THE TASK: Nothing in the records should change; write them all out exactly.

(Data excerpts)
>>
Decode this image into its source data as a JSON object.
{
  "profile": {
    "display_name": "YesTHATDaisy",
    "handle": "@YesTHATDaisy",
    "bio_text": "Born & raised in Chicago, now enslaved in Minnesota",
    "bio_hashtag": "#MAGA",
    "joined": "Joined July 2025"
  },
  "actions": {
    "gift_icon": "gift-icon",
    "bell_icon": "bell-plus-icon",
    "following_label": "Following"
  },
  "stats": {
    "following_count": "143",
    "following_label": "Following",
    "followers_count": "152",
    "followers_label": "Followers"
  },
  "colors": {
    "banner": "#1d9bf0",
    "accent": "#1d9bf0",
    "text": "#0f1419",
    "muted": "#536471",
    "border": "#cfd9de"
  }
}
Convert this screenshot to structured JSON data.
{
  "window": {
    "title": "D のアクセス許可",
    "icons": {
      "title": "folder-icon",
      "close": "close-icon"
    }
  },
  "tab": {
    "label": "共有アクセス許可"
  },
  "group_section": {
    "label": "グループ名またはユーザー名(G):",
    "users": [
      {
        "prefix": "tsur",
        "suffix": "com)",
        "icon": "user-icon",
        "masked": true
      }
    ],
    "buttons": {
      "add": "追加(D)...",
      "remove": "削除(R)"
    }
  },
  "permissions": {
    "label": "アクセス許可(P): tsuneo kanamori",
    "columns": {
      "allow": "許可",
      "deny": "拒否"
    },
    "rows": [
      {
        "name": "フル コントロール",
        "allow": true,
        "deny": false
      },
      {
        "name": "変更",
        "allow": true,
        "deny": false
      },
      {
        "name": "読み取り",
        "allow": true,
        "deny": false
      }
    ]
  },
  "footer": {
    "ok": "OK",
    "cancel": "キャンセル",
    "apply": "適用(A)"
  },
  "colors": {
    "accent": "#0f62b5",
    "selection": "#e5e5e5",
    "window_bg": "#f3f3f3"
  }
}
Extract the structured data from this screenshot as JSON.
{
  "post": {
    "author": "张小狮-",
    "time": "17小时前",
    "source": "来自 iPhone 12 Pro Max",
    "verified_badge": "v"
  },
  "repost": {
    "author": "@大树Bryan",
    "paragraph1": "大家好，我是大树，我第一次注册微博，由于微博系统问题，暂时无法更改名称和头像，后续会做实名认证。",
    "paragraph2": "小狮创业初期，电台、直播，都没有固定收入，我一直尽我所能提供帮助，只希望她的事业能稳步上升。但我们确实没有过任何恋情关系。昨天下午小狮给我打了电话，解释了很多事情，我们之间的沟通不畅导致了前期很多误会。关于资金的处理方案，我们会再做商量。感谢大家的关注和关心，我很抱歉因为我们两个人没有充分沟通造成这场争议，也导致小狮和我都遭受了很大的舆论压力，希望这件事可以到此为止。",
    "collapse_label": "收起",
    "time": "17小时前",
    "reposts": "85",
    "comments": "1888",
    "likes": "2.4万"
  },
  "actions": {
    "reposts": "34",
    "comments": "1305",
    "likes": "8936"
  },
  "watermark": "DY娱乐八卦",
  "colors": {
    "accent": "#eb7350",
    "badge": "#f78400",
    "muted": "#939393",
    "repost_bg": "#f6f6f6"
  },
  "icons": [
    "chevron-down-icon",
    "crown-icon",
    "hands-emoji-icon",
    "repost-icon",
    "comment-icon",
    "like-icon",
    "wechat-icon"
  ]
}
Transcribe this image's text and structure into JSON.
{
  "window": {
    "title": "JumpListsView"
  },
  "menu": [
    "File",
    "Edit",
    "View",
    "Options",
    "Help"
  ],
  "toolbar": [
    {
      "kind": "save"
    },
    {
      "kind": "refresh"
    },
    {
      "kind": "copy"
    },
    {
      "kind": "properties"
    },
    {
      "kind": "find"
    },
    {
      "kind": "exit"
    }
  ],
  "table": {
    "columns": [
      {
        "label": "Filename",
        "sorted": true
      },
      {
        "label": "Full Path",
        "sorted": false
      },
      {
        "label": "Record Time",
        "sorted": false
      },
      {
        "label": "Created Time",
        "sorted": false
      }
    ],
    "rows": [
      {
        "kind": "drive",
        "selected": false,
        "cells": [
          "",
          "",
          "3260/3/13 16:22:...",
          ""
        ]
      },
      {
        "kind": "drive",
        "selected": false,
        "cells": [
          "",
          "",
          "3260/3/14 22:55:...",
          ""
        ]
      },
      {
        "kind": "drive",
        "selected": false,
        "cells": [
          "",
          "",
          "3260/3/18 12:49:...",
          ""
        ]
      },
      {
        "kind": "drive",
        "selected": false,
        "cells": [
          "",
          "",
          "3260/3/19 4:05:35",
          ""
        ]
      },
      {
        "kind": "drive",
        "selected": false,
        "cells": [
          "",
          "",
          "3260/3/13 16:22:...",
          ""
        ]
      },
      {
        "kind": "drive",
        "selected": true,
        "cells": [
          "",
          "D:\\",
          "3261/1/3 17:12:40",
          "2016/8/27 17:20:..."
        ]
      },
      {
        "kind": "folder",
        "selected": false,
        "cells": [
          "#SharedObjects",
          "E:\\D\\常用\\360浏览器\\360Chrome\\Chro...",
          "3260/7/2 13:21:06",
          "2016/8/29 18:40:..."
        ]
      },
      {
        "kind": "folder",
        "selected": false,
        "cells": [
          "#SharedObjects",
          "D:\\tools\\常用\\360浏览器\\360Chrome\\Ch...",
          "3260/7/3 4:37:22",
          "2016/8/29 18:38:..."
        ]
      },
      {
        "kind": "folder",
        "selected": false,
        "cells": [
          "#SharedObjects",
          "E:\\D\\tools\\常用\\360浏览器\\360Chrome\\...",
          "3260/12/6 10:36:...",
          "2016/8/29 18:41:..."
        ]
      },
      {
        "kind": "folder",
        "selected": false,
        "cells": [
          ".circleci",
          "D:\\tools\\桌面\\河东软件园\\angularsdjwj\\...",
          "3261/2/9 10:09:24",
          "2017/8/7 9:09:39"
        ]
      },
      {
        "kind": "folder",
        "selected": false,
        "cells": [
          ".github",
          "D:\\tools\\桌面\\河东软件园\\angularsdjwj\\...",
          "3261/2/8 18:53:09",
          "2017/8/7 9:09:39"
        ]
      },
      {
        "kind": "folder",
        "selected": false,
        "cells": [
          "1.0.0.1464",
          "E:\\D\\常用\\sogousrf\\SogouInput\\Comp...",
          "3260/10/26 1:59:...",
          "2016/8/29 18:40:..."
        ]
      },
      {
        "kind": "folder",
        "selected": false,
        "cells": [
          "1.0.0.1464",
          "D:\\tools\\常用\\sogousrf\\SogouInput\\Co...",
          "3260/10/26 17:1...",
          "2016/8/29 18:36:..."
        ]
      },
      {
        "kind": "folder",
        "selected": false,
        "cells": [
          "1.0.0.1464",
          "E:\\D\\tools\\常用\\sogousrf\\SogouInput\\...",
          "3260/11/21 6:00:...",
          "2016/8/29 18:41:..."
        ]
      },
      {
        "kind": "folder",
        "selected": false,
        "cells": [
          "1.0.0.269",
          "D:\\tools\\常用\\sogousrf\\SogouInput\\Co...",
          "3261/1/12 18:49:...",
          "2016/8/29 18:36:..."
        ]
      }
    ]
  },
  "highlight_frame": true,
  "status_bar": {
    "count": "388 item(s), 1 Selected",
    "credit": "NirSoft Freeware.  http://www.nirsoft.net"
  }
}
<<
OUTPUT OF THE EXERCISE:
Decode this image into its source data as a JSON object.
{
  "profile": {
    "display_name": "YesTHATDaisy",
    "handle": "@YesTHATDaisy",
    "bio_text": "Born & raised in Chicago, now enslaved in Minnesota",
    "bio_hashtag": "#MAGA",
    "joined": "Joined July 2025"
  },
  "actions": {
    "gift_icon": "gift-icon",
    "bell_icon": "bell-plus-icon",
    "following_label": "Following"
  },
  "stats": {
    "following_count": "143",
    "following_label": "Following",
    "followers_count": "152",
    "followers_label": "Followers"
  },
  "colors": {
    "banner": "#1d9bf0",
    "accent": "#1d9bf0",
    "text": "#0f1419",
    "muted": "#536471",
    "border": "#cfd9de"
  }
}
Convert this screenshot to structured JSON data.
{
  "window": {
    "title": "D のアクセス許可",
    "icons": {
      "title": "folder-icon",
      "close": "close-icon"
    }
  },
  "tab": {
    "label": "共有アクセス許可"
  },
  "group_section": {
    "label": "グループ名またはユーザー名(G):",
    "users": [
      {
        "prefix": "tsur",
        "suffix": "com)",
        "icon": "user-icon",
        "masked": true
      }
    ],
    "buttons": {
      "add": "追加(D)...",
      "remove": "削除(R)"
    }
  },
  "permissions": {
    "label": "アクセス許可(P): tsuneo kanamori",
    "columns": {
      "allow": "許可",
      "deny": "拒否"
    },
    "rows": [
      {
        "name": "フル コントロール",
        "allow": true,
        "deny": false
      },
      {
        "name": "変更",
        "allow": true,
        "deny": false
      },
      {
        "name": "読み取り",
        "allow": true,
        "deny": false
      }
    ]
  },
  "footer": {
    "ok": "OK",
    "cancel": "キャンセル",
    "apply": "適用(A)"
  },
  "colors": {
    "accent": "#0f62b5",
    "selection": "#e5e5e5",
    "window_bg": "#f3f3f3"
  }
}
Extract the structured data from this screenshot as JSON.
{
  "post": {
    "author": "张小狮-",
    "time": "17小时前",
    "source": "来自 iPhone 12 Pro Max",
    "verified_badge": "v"
  },
  "repost": {
    "author": "@大树Bryan",
    "paragraph1": "大家好，我是大树，我第一次注册微博，由于微博系统问题，暂时无法更改名称和头像，后续会做实名认证。",
    "paragraph2": "小狮创业初期，电台、直播，都没有固定收入，我一直尽我所能提供帮助，只希望她的事业能稳步上升。但我们确实没有过任何恋情关系。昨天下午小狮给我打了电话，解释了很多事情，我们之间的沟通不畅导致了前期很多误会。关于资金的处理方案，我们会再做商量。感谢大家的关注和关心，我很抱歉因为我们两个人没有充分沟通造成这场争议，也导致小狮和我都遭受了很大的舆论压力，希望这件事可以到此为止。",
    "collapse_label": "收起",
    "time": "17小时前",
    "reposts": "85",
    "comments": "1888",
    "likes": "2.4万"
  },
  "actions": {
    "reposts": "34",
    "comments": "1305",
    "likes": "8936"
  },
  "watermark": "DY娱乐八卦",
  "colors": {
    "accent": "#eb7350",
    "badge": "#f78400",
    "muted": "#939393",
    "repost_bg": "#f6f6f6"
  },
  "icons": [
    "chevron-down-icon",
    "crown-icon",
    "hands-emoji-icon",
    "repost-icon",
    "comment-icon",
    "like-icon",
    "wechat-icon"
  ]
}
Transcribe this image's text and structure into JSON.
{
  "window": {
    "title": "JumpListsView"
  },
  "menu": [
    "File",
    "Edit",
    "View",
    "Options",
    "Help"
  ],
  "toolbar": [
    {
      "kind": "save"
    },
    {
      "kind": "refresh"
    },
    {
      "kind": "copy"
    },
    {
      "kind": "properties"
    },
    {
      "kind": "find"
    },
    {
      "kind": "exit"
    }
  ],
  "table": {
    "columns": [
      {
        "label": "Filename",
        "sorted": true
      },
      {
        "label": "Full Path",
        "sorted": false
      },
      {
        "label": "Record Time",
        "sorted": false
      },
      {
        "label": "Created Time",
        "sorted": false
      }
    ],
    "rows": [
      {
        "kind": "drive",
        "selected": false,
        "cells": [
          "",
          "",
          "3260/3/13 16:22:...",
          ""
        ]
      },
      {
        "kind": "drive",
        "selected": false,
        "cells": [
          "",
          "",
          "3260/3/14 22:55:...",
          ""
        ]
      },
      {
        "kind": "drive",
        "selected": false,
        "cells": [
          "",
          "",
          "3260/3/18 12:49:...",
          ""
        ]
      },
      {
        "kind": "drive",
        "selected": false,
        "cells": [
          "",
          "",
          "3260/3/19 4:05:35",
          ""
        ]
      },
      {
        "kind": "drive",
        "selected": false,
        "cells": [
          "",
          "",
          "3260/3/13 16:22:...",
          ""
        ]
      },
      {
        "kind": "drive",
        "selected": true,
        "cells": [
          "",
          "D:\\",
          "3261/1/3 17:12:40",
          "2016/8/27 17:20:..."
        ]
      },
      {
        "kind": "folder",
        "selected": false,
        "cells": [
          "#SharedObjects",
          "E:\\D\\常用\\360浏览器\\360Chrome\\Chro...",
          "3260/7/2 13:21:06",
          "2016/8/29 18:40:..."
        ]
      },
      {
        "kind": "folder",
        "selected": false,
        "cells": [
          "#SharedObjects",
          "D:\\tools\\常用\\360浏览器\\360Chrome\\Ch...",
          "3260/7/3 4:37:22",
          "2016/8/29 18:38:..."
        ]
      },
      {
        "kind": "folder",
        "selected": false,
        "cells": [
          "#SharedObjects",
          "E:\\D\\tools\\常用\\360浏览器\\360Chrome\\...",
          "3260/12/6 10:36:...",
          "2016/8/29 18:41:..."
        ]
      },
      {
        "kind": "folder",
        "selected": false,
        "cells": [
          ".circleci",
          "D:\\tools\\桌面\\河东软件园\\angularsdjwj\\...",
          "3261/2/9 10:09:24",
          "2017/8/7 9:09:39"
        ]
      },
      {
        "kind": "folder",
        "selected": false,
        "cells": [
          ".github",
          "D:\\tools\\桌面\\河东软件园\\angularsdjwj\\...",
          "3261/2/8 18:53:09",
          "2017/8/7 9:09:39"
        ]
      },
      {
        "kind": "folder",
        "selected": false,
        "cells": [
          "1.0.0.1464",
          "E:\\D\\常用\\sogousrf\\SogouInput\\Comp...",
          "3260/10/26 1:59:...",
          "2016/8/29 18:40:..."
        ]
      },
      {
        "kind": "folder",
        "selected": false,
        "cells": [
          "1.0.0.1464",
          "D:\\tools\\常用\\sogousrf\\SogouInput\\Co...",
          "3260/10/26 17:1...",
          "2016/8/29 18:36:..."
        ]
      },
      {
        "kind": "folder",
        "selected": false,
        "cells": [
          "1.0.0.1464",
          "E:\\D\\tools\\常用\\sogousrf\\SogouInput\\...",
          "3260/11/21 6:00:...",
          "2016/8/29 18:41:..."
        ]
      },
      {
        "kind": "folder",
        "selected": false,
        "cells": [
          "1.0.0.269",
          "D:\\tools\\常用\\sogousrf\\SogouInput\\Co...",
          "3261/1/12 18:49:...",
          "2016/8/29 18:36:..."
        ]
      }
    ]
  },
  "highlight_frame": true,
  "status_bar": {
    "count": "388 item(s), 1 Selected",
    "credit": "NirSoft Freeware.  http://www.nirsoft.net"
  }
}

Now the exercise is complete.